What you should do -> Your response should contain every line from the data below that holds the string "Performance".

....

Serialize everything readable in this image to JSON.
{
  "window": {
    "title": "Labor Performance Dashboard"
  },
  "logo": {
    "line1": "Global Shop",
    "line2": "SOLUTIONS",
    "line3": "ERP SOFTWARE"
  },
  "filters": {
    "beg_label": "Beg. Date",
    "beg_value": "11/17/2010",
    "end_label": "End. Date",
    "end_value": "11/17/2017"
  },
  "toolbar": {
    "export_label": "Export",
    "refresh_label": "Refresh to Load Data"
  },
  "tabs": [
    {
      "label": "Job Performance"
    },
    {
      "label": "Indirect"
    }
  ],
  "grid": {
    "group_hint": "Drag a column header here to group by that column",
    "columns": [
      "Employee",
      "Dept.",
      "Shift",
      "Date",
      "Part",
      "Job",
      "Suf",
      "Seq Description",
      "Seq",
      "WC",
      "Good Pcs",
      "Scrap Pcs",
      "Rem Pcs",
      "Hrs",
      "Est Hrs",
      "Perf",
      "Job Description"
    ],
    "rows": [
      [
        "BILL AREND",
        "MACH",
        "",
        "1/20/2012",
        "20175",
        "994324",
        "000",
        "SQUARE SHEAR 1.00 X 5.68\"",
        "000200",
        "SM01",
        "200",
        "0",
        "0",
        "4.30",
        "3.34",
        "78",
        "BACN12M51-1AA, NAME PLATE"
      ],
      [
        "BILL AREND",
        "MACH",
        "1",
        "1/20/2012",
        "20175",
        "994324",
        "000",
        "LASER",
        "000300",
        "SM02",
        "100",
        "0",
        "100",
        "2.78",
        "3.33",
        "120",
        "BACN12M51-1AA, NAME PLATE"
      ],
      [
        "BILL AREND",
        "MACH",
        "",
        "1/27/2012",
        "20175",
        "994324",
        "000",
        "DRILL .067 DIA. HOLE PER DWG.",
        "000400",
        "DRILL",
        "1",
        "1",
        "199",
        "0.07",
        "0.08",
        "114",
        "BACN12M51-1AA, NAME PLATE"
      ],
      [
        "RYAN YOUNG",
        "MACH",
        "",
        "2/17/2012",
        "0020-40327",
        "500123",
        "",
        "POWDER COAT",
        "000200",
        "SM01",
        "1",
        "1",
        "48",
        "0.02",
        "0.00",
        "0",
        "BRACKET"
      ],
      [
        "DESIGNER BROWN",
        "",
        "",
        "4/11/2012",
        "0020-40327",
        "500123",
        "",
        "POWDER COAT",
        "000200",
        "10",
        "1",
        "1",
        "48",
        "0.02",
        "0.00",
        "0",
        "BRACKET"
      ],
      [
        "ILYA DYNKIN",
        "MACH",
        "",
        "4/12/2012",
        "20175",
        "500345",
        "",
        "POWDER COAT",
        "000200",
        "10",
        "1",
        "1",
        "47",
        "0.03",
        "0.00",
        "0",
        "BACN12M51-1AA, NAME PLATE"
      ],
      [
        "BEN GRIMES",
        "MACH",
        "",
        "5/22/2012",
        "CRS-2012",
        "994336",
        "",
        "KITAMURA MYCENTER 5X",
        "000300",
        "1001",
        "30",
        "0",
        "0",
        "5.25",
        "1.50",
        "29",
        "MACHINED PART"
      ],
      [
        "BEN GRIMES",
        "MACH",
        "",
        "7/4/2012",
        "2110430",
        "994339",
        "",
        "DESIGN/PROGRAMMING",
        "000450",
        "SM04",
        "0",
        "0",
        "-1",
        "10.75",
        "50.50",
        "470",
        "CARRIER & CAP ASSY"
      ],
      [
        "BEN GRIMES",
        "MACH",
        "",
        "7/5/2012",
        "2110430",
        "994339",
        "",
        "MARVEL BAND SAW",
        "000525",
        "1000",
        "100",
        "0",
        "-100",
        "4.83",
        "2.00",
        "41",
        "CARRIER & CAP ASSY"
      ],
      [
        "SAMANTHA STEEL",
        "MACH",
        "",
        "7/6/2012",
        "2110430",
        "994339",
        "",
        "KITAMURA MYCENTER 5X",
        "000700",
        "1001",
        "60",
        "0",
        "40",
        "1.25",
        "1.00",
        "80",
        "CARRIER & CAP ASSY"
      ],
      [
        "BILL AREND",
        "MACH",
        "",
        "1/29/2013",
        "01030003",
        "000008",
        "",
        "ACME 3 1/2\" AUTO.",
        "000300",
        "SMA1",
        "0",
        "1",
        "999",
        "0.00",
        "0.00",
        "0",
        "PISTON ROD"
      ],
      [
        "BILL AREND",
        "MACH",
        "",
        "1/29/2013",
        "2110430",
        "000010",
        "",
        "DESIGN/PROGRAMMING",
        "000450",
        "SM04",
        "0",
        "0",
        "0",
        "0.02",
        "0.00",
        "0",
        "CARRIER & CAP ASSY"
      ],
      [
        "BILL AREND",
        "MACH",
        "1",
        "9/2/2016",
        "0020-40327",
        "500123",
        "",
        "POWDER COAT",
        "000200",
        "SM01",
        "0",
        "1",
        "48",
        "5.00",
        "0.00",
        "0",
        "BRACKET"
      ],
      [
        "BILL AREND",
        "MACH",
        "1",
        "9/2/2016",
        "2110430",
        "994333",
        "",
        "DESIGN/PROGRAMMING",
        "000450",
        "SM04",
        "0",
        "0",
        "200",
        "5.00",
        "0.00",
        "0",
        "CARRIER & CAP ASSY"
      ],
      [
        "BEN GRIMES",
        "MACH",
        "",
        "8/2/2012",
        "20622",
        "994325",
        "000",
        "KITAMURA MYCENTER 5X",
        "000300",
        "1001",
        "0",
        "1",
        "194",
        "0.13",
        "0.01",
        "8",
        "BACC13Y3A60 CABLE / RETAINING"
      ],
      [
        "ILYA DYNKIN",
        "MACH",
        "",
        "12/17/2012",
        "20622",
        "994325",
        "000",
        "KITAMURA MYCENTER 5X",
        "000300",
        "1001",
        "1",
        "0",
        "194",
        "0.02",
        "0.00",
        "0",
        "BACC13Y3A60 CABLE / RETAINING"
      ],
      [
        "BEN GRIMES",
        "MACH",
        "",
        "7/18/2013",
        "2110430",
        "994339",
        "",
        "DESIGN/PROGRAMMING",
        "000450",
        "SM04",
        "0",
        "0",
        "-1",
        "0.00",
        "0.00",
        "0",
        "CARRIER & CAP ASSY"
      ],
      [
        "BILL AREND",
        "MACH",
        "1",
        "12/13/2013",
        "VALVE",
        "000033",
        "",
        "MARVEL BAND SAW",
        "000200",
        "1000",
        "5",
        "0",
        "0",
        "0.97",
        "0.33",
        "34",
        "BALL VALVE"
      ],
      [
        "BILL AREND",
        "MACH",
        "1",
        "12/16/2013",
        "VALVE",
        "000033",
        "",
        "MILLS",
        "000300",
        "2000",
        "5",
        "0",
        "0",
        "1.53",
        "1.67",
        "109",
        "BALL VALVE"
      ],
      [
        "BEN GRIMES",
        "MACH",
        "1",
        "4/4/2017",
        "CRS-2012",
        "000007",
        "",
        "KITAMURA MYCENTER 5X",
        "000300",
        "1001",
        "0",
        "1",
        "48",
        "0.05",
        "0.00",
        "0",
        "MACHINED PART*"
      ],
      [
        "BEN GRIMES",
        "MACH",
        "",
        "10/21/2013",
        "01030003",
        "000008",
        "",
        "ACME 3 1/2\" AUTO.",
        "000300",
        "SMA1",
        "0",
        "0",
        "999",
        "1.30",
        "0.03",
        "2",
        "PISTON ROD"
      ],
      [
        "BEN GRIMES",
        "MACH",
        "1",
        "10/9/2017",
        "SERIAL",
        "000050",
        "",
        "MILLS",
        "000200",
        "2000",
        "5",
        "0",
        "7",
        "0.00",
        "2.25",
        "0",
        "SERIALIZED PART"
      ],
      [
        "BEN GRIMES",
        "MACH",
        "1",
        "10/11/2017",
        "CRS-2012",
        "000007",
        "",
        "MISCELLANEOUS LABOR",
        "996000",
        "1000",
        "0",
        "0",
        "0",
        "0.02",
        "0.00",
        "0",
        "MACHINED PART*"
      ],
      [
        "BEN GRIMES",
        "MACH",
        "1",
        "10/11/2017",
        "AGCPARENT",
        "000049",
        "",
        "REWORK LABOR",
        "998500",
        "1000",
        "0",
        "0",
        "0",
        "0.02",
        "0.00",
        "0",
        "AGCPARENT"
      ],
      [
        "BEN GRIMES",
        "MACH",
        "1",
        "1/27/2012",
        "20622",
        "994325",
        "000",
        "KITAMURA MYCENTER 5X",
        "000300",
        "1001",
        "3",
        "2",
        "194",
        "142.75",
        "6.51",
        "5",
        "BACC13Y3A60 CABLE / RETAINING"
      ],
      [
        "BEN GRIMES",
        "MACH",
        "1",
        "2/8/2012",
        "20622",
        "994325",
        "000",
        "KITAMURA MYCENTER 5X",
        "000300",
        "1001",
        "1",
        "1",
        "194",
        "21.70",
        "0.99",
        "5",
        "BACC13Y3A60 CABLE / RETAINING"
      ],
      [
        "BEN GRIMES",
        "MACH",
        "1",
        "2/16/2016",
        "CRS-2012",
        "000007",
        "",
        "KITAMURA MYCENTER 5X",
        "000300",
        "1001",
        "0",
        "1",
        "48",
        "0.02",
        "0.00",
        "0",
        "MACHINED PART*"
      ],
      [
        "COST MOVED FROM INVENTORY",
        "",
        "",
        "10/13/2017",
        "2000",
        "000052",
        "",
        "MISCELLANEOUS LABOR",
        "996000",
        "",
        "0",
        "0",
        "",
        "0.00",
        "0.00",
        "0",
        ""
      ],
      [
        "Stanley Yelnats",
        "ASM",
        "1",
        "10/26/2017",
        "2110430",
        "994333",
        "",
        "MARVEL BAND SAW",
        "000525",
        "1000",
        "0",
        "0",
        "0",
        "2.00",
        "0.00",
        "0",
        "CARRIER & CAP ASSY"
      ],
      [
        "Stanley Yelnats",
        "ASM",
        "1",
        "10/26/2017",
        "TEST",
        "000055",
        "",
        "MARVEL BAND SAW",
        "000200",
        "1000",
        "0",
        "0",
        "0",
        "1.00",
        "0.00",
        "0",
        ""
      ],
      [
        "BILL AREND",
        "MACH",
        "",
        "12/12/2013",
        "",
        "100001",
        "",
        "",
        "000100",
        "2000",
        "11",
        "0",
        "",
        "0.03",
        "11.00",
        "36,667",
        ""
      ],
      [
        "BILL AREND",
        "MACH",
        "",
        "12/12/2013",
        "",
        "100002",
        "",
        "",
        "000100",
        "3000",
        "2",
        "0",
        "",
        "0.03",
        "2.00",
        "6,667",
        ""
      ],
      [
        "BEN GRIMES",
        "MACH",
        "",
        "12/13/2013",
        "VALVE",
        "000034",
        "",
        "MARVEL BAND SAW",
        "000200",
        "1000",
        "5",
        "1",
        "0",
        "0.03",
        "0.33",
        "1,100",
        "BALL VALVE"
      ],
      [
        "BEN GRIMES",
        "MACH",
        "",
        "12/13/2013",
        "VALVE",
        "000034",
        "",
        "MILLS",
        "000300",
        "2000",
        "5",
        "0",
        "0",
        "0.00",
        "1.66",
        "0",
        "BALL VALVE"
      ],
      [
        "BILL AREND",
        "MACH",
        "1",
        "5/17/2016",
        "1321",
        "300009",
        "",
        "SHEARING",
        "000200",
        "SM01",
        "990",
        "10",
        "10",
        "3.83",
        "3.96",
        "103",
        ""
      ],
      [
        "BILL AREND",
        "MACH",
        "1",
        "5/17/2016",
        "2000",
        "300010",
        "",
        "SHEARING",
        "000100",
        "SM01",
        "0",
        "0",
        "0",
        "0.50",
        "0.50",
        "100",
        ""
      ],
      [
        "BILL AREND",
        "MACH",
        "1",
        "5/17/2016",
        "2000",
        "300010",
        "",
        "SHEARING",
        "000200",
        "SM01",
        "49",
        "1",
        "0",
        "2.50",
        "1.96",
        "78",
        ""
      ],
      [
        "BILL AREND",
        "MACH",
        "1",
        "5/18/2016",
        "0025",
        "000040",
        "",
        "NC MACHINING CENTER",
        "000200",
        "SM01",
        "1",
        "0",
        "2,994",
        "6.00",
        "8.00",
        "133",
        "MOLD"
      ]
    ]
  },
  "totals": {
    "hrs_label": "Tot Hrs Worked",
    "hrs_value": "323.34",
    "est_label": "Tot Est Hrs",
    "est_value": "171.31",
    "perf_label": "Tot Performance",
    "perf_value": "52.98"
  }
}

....

Response to this task ->
    "title": "Labor Performance Dashboard"
      "label": "Job Performance"
    "perf_label": "Tot Performance",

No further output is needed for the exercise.